(Records from a dataset)
****

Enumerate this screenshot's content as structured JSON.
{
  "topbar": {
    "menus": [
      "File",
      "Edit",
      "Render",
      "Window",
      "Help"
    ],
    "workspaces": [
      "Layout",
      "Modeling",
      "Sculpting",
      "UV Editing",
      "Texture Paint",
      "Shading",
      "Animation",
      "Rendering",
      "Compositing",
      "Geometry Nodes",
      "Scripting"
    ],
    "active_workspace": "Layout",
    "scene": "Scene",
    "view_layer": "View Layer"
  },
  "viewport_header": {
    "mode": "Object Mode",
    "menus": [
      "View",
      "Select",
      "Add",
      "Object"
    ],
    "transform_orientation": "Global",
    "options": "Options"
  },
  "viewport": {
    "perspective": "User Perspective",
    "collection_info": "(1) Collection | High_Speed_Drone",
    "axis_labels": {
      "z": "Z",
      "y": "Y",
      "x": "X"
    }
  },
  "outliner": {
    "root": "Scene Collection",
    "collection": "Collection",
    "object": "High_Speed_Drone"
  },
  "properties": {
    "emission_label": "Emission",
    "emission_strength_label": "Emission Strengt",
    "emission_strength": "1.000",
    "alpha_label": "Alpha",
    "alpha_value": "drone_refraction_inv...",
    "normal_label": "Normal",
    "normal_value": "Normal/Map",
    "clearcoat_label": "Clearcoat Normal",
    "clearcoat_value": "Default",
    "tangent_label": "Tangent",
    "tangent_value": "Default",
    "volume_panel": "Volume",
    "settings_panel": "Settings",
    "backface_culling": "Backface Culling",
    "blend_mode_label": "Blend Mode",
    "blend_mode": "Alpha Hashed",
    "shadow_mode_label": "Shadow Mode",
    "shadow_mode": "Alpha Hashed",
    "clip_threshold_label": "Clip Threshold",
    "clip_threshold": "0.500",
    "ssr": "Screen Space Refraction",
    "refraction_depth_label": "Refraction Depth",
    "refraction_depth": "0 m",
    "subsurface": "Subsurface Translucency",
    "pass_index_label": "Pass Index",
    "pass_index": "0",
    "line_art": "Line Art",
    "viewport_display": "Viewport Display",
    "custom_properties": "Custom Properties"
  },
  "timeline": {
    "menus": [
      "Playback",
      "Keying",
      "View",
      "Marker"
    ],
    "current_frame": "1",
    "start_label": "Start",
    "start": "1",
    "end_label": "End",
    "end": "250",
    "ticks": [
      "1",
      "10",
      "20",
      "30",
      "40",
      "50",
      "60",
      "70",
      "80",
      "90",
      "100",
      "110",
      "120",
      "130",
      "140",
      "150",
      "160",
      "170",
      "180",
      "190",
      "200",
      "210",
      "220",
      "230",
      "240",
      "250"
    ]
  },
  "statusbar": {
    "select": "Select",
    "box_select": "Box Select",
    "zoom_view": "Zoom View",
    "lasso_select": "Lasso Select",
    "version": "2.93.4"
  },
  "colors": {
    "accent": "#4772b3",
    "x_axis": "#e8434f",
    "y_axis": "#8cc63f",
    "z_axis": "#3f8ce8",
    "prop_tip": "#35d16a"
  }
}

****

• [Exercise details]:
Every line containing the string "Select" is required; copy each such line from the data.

• [Your response]:
      "Select",
    "select": "Select",
    "box_select": "Box Select",
    "lasso_select": "Lasso Select",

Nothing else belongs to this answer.